_Activity_
Go through the listing below and repeat it exactly, dropping the pictures.

——————

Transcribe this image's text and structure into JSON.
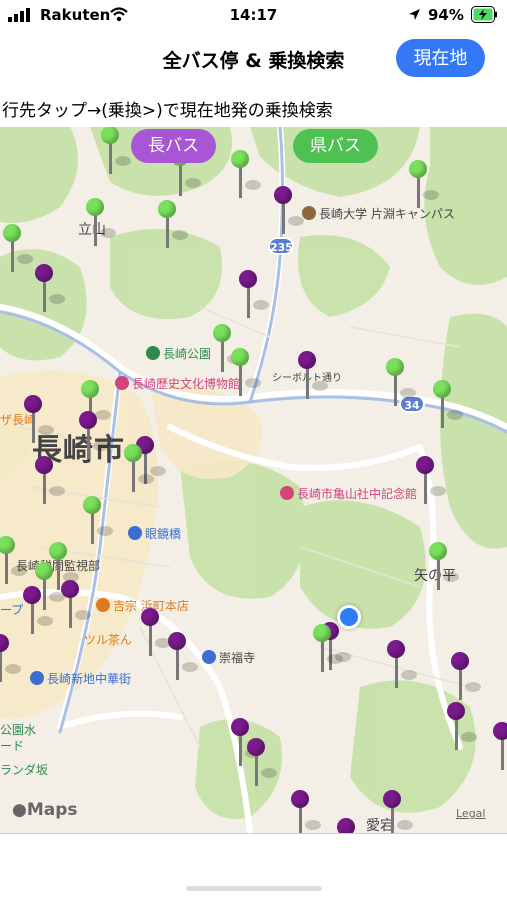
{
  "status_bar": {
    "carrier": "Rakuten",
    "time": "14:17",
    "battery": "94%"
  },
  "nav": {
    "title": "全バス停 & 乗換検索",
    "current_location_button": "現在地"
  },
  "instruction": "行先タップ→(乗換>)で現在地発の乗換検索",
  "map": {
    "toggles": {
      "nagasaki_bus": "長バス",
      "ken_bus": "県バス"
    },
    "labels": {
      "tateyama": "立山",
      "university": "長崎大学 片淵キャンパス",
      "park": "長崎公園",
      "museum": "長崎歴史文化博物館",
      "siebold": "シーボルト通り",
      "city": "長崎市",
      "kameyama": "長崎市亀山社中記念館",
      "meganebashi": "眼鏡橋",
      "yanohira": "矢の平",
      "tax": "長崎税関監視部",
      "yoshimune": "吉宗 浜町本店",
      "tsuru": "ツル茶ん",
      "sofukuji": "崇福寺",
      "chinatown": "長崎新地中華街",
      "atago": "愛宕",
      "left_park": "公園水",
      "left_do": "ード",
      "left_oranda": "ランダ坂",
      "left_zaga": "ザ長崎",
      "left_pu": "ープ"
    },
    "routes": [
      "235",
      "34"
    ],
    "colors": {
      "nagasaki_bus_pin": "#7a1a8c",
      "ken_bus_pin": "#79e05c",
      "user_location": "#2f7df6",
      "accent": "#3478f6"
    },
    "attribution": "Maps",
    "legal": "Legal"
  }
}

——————

_Output below_
Transcribe this image's text and structure into JSON.
{
  "status_bar": {
    "carrier": "Rakuten",
    "time": "14:17",
    "battery": "94%"
  },
  "nav": {
    "title": "全バス停 & 乗換検索",
    "current_location_button": "現在地"
  },
  "instruction": "行先タップ→(乗換>)で現在地発の乗換検索",
  "map": {
    "toggles": {
      "nagasaki_bus": "長バス",
      "ken_bus": "県バス"
    },
    "labels": {
      "tateyama": "立山",
      "university": "長崎大学 片淵キャンパス",
      "park": "長崎公園",
      "museum": "長崎歴史文化博物館",
      "siebold": "シーボルト通り",
      "city": "長崎市",
      "kameyama": "長崎市亀山社中記念館",
      "meganebashi": "眼鏡橋",
      "yanohira": "矢の平",
      "tax": "長崎税関監視部",
      "yoshimune": "吉宗 浜町本店",
      "tsuru": "ツル茶ん",
      "sofukuji": "崇福寺",
      "chinatown": "長崎新地中華街",
      "atago": "愛宕",
      "left_park": "公園水",
      "left_do": "ード",
      "left_oranda": "ランダ坂",
      "left_zaga": "ザ長崎",
      "left_pu": "ープ"
    },
    "routes": [
      "235",
      "34"
    ],
    "colors": {
      "nagasaki_bus_pin": "#7a1a8c",
      "ken_bus_pin": "#79e05c",
      "user_location": "#2f7df6",
      "accent": "#3478f6"
    },
    "attribution": "Maps",
    "legal": "Legal"
  }
}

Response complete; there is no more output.